- Michigan, West Virginia, and Vermont.
- Alabama, Colorado, and New Hampshire.
The video involves lots of information. I’ve tried to present it in a way that will make sense to any reasonably intelligent adult or teenager who cares about democracy.
If you’ve watched the video and are interested in where my numbers come from, you may be interested in knowing that I’ve used a spreadsheet to do some calculations and lots of analysis. The raw numbers at the heart of it all come from multiple sources. Those sources are listed below.
In case you want to see my spreadsheet (to verify that I haven’t fudged the numbers or so that you can check my math) here’s where to find a copy:
I’d recommend downloading it and opening it in Microsoft Excel. Opening it in your browser may not provide the best experience and may not give you access to all of the data. The spreadsheet has multiple tabs and it may not all be labelled very well. Sorry. I built it for my purposes, not yours. If you’re familiar with Excel, you should be able to figure out what you're looking at pretty quickly. I’ve tried to color the most important cells to make it easy to find what’s most important.
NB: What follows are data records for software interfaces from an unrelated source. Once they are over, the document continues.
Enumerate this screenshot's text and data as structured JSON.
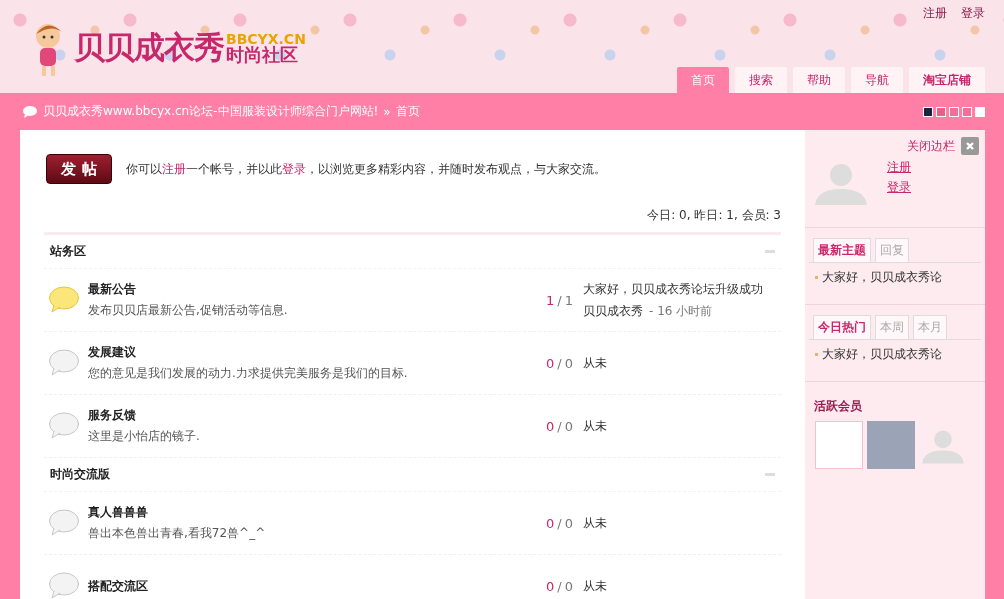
{
  "header": {
    "logo": {
      "name": "贝贝成衣秀",
      "domain": "BBCYX.CN",
      "tagline": "时尚社区"
    },
    "top_links": [
      "注册",
      "登录"
    ],
    "nav": [
      {
        "label": "首页",
        "selected": true
      },
      {
        "label": "搜索",
        "selected": false
      },
      {
        "label": "帮助",
        "selected": false
      },
      {
        "label": "导航",
        "selected": false
      },
      {
        "label": "淘宝店铺",
        "selected": false
      }
    ]
  },
  "breadcrumb": {
    "site": "贝贝成衣秀www.bbcyx.cn论坛-中国服装设计师综合门户网站!",
    "separator": "»",
    "current": "首页"
  },
  "style_swatches": [
    {
      "color": "#1c2340"
    },
    {
      "color": "#e8608a"
    },
    {
      "color": "#f46e96"
    },
    {
      "color": "#f46e96"
    },
    {
      "color": "#ffffff"
    }
  ],
  "post_button": "发 帖",
  "notice": [
    {
      "text": "你可以",
      "link": false
    },
    {
      "text": "注册",
      "link": true
    },
    {
      "text": "一个帐号，并以此",
      "link": false
    },
    {
      "text": "登录",
      "link": true
    },
    {
      "text": "，以浏览更多精彩内容，并随时发布观点，与大家交流。",
      "link": false
    }
  ],
  "stats": "今日: 0, 昨日: 1, 会员: 3",
  "categories": [
    {
      "title": "站务区",
      "forums": [
        {
          "name": "最新公告",
          "description": "发布贝贝店最新公告,促销活动等信息.",
          "new": true,
          "threads": "1",
          "sep": "/",
          "posts": "1",
          "last_title": "大家好，贝贝成衣秀论坛升级成功",
          "last_author": "贝贝成衣秀",
          "last_time": "- 16 小时前"
        },
        {
          "name": "发展建议",
          "description": "您的意见是我们发展的动力.力求提供完美服务是我们的目标.",
          "new": false,
          "threads": "0",
          "sep": "/",
          "posts": "0",
          "last_title": "从未"
        },
        {
          "name": "服务反馈",
          "description": "这里是小怡店的镜子.",
          "new": false,
          "threads": "0",
          "sep": "/",
          "posts": "0",
          "last_title": "从未"
        }
      ]
    },
    {
      "title": "时尚交流版",
      "forums": [
        {
          "name": "真人兽兽兽",
          "description": "兽出本色兽出青春,看我72兽^_^",
          "new": false,
          "threads": "0",
          "sep": "/",
          "posts": "0",
          "last_title": "从未"
        },
        {
          "name": "搭配交流区",
          "new": false,
          "threads": "0",
          "sep": "/",
          "posts": "0",
          "last_title": "从未"
        }
      ]
    }
  ],
  "sidebar": {
    "close_label": "关闭边栏",
    "user_links": [
      "注册",
      "登录"
    ],
    "boxes": [
      {
        "tabs": [
          {
            "label": "最新主题",
            "selected": true
          },
          {
            "label": "回复",
            "selected": false
          }
        ],
        "items": [
          "大家好，贝贝成衣秀论"
        ]
      },
      {
        "tabs": [
          {
            "label": "今日热门",
            "selected": true
          },
          {
            "label": "本周",
            "selected": false
          },
          {
            "label": "本月",
            "selected": false
          }
        ],
        "items": [
          "大家好，贝贝成衣秀论"
        ]
      }
    ],
    "members_title": "活跃会员",
    "members": [
      {
        "kind": "logo"
      },
      {
        "kind": "photo"
      },
      {
        "kind": "default"
      }
    ]
  }
}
I hope that’s helpful.
Now for raw number sources:
- data regarding population of children
- data regarding disenfranchised and non-citizen populations and turnout rates
- Official vote counts as enumerated by the US House of Representatives
- Census Bureau population estimates for July 1 of each year (I calculated an approximation of election day populations based on these numbers for 02016 and 02017.)